§ **Try it**
Line by line, reproduce the material below exactly.
◆ ◆ ◆ ◆ ◆ ◆ ◆
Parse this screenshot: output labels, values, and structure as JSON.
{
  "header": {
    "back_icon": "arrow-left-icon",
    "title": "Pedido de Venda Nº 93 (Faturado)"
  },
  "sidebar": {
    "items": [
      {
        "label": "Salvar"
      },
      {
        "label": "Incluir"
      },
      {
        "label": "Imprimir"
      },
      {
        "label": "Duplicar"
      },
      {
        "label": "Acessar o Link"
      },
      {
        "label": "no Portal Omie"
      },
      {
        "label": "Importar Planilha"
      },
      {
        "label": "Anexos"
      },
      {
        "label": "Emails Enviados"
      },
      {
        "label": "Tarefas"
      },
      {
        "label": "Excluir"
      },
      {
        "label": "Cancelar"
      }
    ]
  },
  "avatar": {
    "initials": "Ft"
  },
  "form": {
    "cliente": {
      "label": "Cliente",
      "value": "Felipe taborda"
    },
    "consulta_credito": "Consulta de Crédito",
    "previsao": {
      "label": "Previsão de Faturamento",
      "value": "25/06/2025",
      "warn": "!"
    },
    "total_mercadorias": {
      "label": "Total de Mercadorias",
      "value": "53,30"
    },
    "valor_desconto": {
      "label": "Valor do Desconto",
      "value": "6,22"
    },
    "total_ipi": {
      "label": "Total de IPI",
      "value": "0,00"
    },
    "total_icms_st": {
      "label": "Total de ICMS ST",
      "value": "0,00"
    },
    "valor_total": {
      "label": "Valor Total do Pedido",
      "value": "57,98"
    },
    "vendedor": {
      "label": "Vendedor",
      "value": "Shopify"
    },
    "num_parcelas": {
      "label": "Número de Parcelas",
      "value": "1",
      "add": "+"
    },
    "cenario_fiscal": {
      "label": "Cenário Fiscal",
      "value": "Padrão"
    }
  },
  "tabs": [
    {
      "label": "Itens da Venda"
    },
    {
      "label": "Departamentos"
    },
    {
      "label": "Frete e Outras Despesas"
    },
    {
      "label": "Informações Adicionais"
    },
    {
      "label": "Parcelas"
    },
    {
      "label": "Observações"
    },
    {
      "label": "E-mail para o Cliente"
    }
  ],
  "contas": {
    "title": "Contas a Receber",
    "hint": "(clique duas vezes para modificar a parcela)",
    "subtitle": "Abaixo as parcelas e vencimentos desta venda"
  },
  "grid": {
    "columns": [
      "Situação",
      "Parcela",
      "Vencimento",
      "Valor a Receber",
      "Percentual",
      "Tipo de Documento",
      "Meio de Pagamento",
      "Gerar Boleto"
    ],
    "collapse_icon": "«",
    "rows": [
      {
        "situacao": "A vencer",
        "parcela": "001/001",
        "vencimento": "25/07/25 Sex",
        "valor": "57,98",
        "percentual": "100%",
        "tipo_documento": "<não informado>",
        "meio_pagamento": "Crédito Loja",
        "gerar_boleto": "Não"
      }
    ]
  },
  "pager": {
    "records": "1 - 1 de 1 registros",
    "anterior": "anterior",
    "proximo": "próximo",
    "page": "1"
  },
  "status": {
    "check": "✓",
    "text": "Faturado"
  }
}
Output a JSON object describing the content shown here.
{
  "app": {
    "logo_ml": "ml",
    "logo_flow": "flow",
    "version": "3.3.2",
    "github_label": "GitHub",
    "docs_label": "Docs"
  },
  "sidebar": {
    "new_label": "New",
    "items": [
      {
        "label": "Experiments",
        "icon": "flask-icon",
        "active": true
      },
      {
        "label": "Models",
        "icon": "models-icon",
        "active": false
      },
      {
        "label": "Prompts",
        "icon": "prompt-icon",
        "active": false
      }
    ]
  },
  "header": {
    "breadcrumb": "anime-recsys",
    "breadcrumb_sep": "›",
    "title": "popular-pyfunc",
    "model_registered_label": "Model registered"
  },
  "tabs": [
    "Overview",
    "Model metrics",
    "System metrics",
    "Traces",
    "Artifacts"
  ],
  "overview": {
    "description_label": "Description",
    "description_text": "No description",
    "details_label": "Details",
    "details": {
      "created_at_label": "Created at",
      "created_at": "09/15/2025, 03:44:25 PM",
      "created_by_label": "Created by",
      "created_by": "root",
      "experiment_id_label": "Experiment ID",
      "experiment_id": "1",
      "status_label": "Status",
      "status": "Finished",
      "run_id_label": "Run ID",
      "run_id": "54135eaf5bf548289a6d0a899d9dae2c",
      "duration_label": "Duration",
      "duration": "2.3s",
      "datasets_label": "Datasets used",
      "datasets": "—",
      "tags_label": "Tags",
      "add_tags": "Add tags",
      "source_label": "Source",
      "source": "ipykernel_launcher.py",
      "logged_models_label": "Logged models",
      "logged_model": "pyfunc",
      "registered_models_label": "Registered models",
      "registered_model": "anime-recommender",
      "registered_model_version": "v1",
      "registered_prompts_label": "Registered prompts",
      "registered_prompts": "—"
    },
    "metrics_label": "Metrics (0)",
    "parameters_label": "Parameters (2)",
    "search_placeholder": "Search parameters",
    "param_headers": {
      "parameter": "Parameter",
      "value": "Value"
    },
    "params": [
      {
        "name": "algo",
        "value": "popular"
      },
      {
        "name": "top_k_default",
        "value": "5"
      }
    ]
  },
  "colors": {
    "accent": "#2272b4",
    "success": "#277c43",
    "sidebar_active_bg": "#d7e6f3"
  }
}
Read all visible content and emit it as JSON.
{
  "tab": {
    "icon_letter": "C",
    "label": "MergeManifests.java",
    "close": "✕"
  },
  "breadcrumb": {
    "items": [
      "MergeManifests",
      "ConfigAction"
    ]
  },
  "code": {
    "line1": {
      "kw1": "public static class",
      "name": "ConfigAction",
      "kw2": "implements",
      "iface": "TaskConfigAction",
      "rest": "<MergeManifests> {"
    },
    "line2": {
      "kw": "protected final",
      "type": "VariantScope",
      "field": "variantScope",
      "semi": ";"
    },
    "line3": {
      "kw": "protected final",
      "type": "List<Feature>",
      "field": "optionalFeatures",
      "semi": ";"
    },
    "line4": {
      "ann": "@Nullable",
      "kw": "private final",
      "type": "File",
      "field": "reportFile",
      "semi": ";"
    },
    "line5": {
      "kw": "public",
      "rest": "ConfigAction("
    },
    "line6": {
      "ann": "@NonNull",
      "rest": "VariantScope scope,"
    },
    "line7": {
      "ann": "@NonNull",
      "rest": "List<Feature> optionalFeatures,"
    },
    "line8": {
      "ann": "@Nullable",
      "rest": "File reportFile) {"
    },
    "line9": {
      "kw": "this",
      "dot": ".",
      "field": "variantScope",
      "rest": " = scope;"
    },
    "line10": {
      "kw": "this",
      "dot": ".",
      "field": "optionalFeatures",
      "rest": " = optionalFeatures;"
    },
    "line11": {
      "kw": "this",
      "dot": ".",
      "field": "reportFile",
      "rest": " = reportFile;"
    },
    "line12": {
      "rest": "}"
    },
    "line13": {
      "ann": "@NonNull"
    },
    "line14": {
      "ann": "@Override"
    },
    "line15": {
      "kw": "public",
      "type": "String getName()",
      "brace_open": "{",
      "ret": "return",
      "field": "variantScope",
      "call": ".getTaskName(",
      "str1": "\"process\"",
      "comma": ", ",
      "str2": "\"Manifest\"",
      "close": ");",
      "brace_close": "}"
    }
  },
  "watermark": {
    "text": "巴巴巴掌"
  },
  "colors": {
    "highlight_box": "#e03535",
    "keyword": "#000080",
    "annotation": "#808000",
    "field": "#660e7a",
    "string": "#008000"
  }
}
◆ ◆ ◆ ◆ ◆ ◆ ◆
§ **Result**
Parse this screenshot: output labels, values, and structure as JSON.
{
  "header": {
    "back_icon": "arrow-left-icon",
    "title": "Pedido de Venda Nº 93 (Faturado)"
  },
  "sidebar": {
    "items": [
      {
        "label": "Salvar"
      },
      {
        "label": "Incluir"
      },
      {
        "label": "Imprimir"
      },
      {
        "label": "Duplicar"
      },
      {
        "label": "Acessar o Link"
      },
      {
        "label": "no Portal Omie"
      },
      {
        "label": "Importar Planilha"
      },
      {
        "label": "Anexos"
      },
      {
        "label": "Emails Enviados"
      },
      {
        "label": "Tarefas"
      },
      {
        "label": "Excluir"
      },
      {
        "label": "Cancelar"
      }
    ]
  },
  "avatar": {
    "initials": "Ft"
  },
  "form": {
    "cliente": {
      "label": "Cliente",
      "value": "Felipe taborda"
    },
    "consulta_credito": "Consulta de Crédito",
    "previsao": {
      "label": "Previsão de Faturamento",
      "value": "25/06/2025",
      "warn": "!"
    },
    "total_mercadorias": {
      "label": "Total de Mercadorias",
      "value": "53,30"
    },
    "valor_desconto": {
      "label": "Valor do Desconto",
      "value": "6,22"
    },
    "total_ipi": {
      "label": "Total de IPI",
      "value": "0,00"
    },
    "total_icms_st": {
      "label": "Total de ICMS ST",
      "value": "0,00"
    },
    "valor_total": {
      "label": "Valor Total do Pedido",
      "value": "57,98"
    },
    "vendedor": {
      "label": "Vendedor",
      "value": "Shopify"
    },
    "num_parcelas": {
      "label": "Número de Parcelas",
      "value": "1",
      "add": "+"
    },
    "cenario_fiscal": {
      "label": "Cenário Fiscal",
      "value": "Padrão"
    }
  },
  "tabs": [
    {
      "label": "Itens da Venda"
    },
    {
      "label": "Departamentos"
    },
    {
      "label": "Frete e Outras Despesas"
    },
    {
      "label": "Informações Adicionais"
    },
    {
      "label": "Parcelas"
    },
    {
      "label": "Observações"
    },
    {
      "label": "E-mail para o Cliente"
    }
  ],
  "contas": {
    "title": "Contas a Receber",
    "hint": "(clique duas vezes para modificar a parcela)",
    "subtitle": "Abaixo as parcelas e vencimentos desta venda"
  },
  "grid": {
    "columns": [
      "Situação",
      "Parcela",
      "Vencimento",
      "Valor a Receber",
      "Percentual",
      "Tipo de Documento",
      "Meio de Pagamento",
      "Gerar Boleto"
    ],
    "collapse_icon": "«",
    "rows": [
      {
        "situacao": "A vencer",
        "parcela": "001/001",
        "vencimento": "25/07/25 Sex",
        "valor": "57,98",
        "percentual": "100%",
        "tipo_documento": "<não informado>",
        "meio_pagamento": "Crédito Loja",
        "gerar_boleto": "Não"
      }
    ]
  },
  "pager": {
    "records": "1 - 1 de 1 registros",
    "anterior": "anterior",
    "proximo": "próximo",
    "page": "1"
  },
  "status": {
    "check": "✓",
    "text": "Faturado"
  }
}
Output a JSON object describing the content shown here.
{
  "app": {
    "logo_ml": "ml",
    "logo_flow": "flow",
    "version": "3.3.2",
    "github_label": "GitHub",
    "docs_label": "Docs"
  },
  "sidebar": {
    "new_label": "New",
    "items": [
      {
        "label": "Experiments",
        "icon": "flask-icon",
        "active": true
      },
      {
        "label": "Models",
        "icon": "models-icon",
        "active": false
      },
      {
        "label": "Prompts",
        "icon": "prompt-icon",
        "active": false
      }
    ]
  },
  "header": {
    "breadcrumb": "anime-recsys",
    "breadcrumb_sep": "›",
    "title": "popular-pyfunc",
    "model_registered_label": "Model registered"
  },
  "tabs": [
    "Overview",
    "Model metrics",
    "System metrics",
    "Traces",
    "Artifacts"
  ],
  "overview": {
    "description_label": "Description",
    "description_text": "No description",
    "details_label": "Details",
    "details": {
      "created_at_label": "Created at",
      "created_at": "09/15/2025, 03:44:25 PM",
      "created_by_label": "Created by",
      "created_by": "root",
      "experiment_id_label": "Experiment ID",
      "experiment_id": "1",
      "status_label": "Status",
      "status": "Finished",
      "run_id_label": "Run ID",
      "run_id": "54135eaf5bf548289a6d0a899d9dae2c",
      "duration_label": "Duration",
      "duration": "2.3s",
      "datasets_label": "Datasets used",
      "datasets": "—",
      "tags_label": "Tags",
      "add_tags": "Add tags",
      "source_label": "Source",
      "source": "ipykernel_launcher.py",
      "logged_models_label": "Logged models",
      "logged_model": "pyfunc",
      "registered_models_label": "Registered models",
      "registered_model": "anime-recommender",
      "registered_model_version": "v1",
      "registered_prompts_label": "Registered prompts",
      "registered_prompts": "—"
    },
    "metrics_label": "Metrics (0)",
    "parameters_label": "Parameters (2)",
    "search_placeholder": "Search parameters",
    "param_headers": {
      "parameter": "Parameter",
      "value": "Value"
    },
    "params": [
      {
        "name": "algo",
        "value": "popular"
      },
      {
        "name": "top_k_default",
        "value": "5"
      }
    ]
  },
  "colors": {
    "accent": "#2272b4",
    "success": "#277c43",
    "sidebar_active_bg": "#d7e6f3"
  }
}
Read all visible content and emit it as JSON.
{
  "tab": {
    "icon_letter": "C",
    "label": "MergeManifests.java",
    "close": "✕"
  },
  "breadcrumb": {
    "items": [
      "MergeManifests",
      "ConfigAction"
    ]
  },
  "code": {
    "line1": {
      "kw1": "public static class",
      "name": "ConfigAction",
      "kw2": "implements",
      "iface": "TaskConfigAction",
      "rest": "<MergeManifests> {"
    },
    "line2": {
      "kw": "protected final",
      "type": "VariantScope",
      "field": "variantScope",
      "semi": ";"
    },
    "line3": {
      "kw": "protected final",
      "type": "List<Feature>",
      "field": "optionalFeatures",
      "semi": ";"
    },
    "line4": {
      "ann": "@Nullable",
      "kw": "private final",
      "type": "File",
      "field": "reportFile",
      "semi": ";"
    },
    "line5": {
      "kw": "public",
      "rest": "ConfigAction("
    },
    "line6": {
      "ann": "@NonNull",
      "rest": "VariantScope scope,"
    },
    "line7": {
      "ann": "@NonNull",
      "rest": "List<Feature> optionalFeatures,"
    },
    "line8": {
      "ann": "@Nullable",
      "rest": "File reportFile) {"
    },
    "line9": {
      "kw": "this",
      "dot": ".",
      "field": "variantScope",
      "rest": " = scope;"
    },
    "line10": {
      "kw": "this",
      "dot": ".",
      "field": "optionalFeatures",
      "rest": " = optionalFeatures;"
    },
    "line11": {
      "kw": "this",
      "dot": ".",
      "field": "reportFile",
      "rest": " = reportFile;"
    },
    "line12": {
      "rest": "}"
    },
    "line13": {
      "ann": "@NonNull"
    },
    "line14": {
      "ann": "@Override"
    },
    "line15": {
      "kw": "public",
      "type": "String getName()",
      "brace_open": "{",
      "ret": "return",
      "field": "variantScope",
      "call": ".getTaskName(",
      "str1": "\"process\"",
      "comma": ", ",
      "str2": "\"Manifest\"",
      "close": ");",
      "brace_close": "}"
    }
  },
  "watermark": {
    "text": "巴巴巴掌"
  },
  "colors": {
    "highlight_box": "#e03535",
    "keyword": "#000080",
    "annotation": "#808000",
    "field": "#660e7a",
    "string": "#008000"
  }
}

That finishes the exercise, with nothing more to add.